**Assigned task**
Report each line of the records where "text" occurs.

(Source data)
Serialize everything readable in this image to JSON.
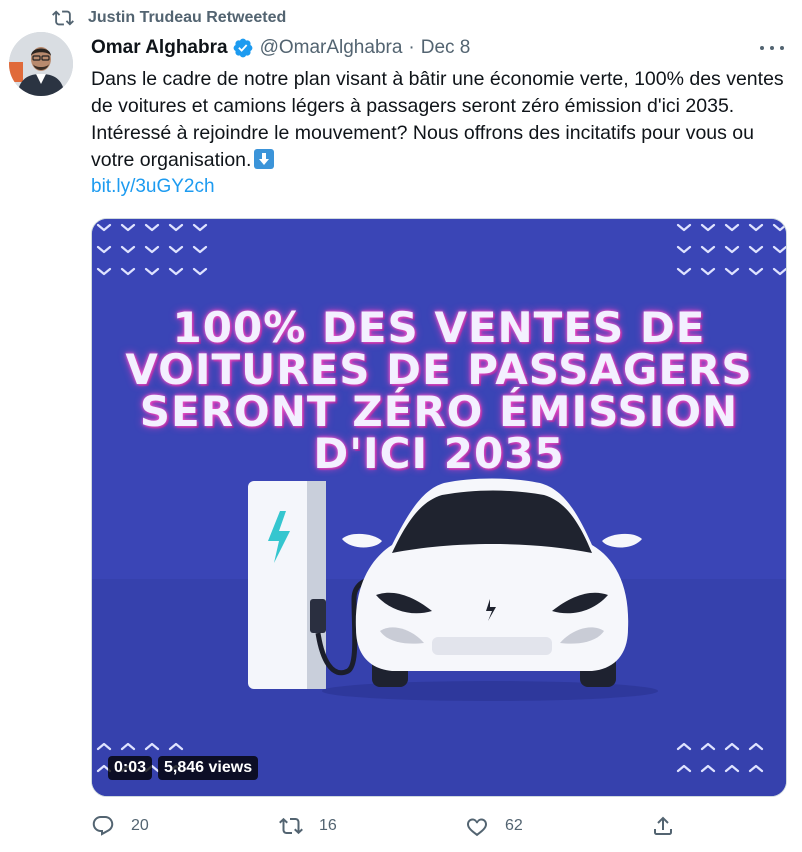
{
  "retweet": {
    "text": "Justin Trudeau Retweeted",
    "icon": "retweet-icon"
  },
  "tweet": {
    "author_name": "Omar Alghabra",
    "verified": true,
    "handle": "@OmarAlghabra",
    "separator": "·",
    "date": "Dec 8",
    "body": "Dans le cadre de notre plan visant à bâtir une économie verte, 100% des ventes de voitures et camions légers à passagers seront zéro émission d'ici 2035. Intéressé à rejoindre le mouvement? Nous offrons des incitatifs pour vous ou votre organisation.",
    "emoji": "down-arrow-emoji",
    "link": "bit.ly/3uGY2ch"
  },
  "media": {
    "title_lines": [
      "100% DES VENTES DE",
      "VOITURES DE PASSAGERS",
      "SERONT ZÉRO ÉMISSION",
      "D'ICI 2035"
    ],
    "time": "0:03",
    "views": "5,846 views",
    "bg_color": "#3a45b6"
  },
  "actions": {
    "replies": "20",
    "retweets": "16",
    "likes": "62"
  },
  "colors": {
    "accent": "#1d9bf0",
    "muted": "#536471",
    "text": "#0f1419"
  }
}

**Expected answer**
    "text": "Justin Trudeau Retweeted",
    "text": "#0f1419"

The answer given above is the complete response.